Cloee Chao, a local gaming labor activist, confirmed to GGRAsia that a few frontline casino workers received calls from their employers about the reductions. Those unidentified companies offered them incentives to avoid their workplaces between July 1 and July 8.
In addition, SJM Holdings Ltd sent a memo to its employees offering a “special home-leave program.” Employees who volunteer to take seven paid or unpaid days of leave will receive one extra day of paid leave as a bonus.
Macau began shutting down its commercial industry a week ago, although casinos remained opened. By the end of the day on June 19, there were 31 new COVID-19 cases, and concerns over a new outbreak increased.
Macau health officials reported yesterday that there are now 570 positive cases. In addition, another 7,000 people are living in mandatory quarantine. In neighboring Hong Kong, the problem is worse, with a daily average of 2,000 new cases.
Macau Gaming Continues to Suffer
Macau casinos suffered near-catastrophic results during the first wave of COVID-19. As a result, casinos shut down for months, greatly impacting revenue. This, in turn, also impacted Macau’s government. The numbers are still way off, with May of this year contributing only 13% of May 2019’s results.
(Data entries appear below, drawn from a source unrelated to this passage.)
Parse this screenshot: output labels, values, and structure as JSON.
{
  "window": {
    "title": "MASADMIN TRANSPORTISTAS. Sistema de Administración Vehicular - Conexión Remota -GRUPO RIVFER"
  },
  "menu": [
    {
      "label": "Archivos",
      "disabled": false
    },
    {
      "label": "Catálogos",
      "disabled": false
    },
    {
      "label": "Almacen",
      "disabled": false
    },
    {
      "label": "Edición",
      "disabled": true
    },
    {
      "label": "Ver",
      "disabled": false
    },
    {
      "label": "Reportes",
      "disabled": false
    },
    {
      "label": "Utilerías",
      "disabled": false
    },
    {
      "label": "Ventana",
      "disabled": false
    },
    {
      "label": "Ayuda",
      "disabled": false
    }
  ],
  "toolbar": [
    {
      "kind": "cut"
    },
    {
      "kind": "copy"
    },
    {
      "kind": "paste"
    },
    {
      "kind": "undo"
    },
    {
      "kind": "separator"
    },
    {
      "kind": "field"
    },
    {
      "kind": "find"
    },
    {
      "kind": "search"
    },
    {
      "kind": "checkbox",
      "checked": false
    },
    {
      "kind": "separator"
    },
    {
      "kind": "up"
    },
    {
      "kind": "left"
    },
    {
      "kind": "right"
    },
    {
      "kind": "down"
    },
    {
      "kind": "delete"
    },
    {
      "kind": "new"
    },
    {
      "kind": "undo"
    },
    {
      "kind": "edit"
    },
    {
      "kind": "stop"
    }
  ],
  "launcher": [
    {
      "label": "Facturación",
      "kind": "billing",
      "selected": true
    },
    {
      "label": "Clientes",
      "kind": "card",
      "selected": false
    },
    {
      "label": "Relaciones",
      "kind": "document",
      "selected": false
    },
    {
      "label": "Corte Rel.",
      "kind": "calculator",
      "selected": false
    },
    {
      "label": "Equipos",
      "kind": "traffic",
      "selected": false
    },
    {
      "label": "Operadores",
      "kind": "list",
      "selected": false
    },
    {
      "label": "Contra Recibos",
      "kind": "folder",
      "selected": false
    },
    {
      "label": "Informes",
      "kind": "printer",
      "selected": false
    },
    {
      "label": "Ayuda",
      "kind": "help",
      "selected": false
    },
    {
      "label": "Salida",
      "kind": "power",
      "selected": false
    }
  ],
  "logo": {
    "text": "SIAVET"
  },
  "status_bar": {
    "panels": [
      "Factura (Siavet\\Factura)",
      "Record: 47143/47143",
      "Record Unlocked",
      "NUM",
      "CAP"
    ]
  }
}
The casinos aren’t alone, however. The economic situation at Macau Jockey Club continues its decline. The losses for the entire year were MOP1.9 billion (US$240 million), according to its latest financial health report.
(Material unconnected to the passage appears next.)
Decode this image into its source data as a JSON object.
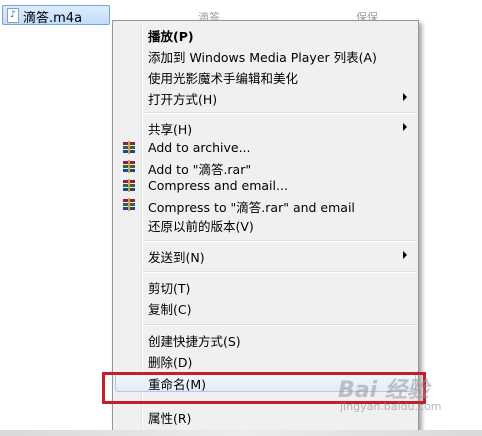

The Macau Horse Racing Company, the administrator of the Jockey Club, reported a loss in 2020 of MOP1.7 billion (US$212.5 million) against revenue of MOP47 million (US$5.8 million). However, things began to turn around this year when the company reported MOP10 million (US$1.23 million) in horse betting gaming revenues for the first quarter.
However, if the current COVID-19 trend in the city continues, things may turn in the opposite direction. Macau knows it needs its gambling operations to return to normal, which is one of the main reasons they are still operating amid the spread of the virus. However, if things get out of hand, the government won’t have a choice but to shut them down.
The Macau Jockey Club employs around 800 people and is one of the most prominent private employers in Macau. It was previously known as the Macau Trotting Club, but it was sold to a new owner in 1989 and became the Macau Jockey Club.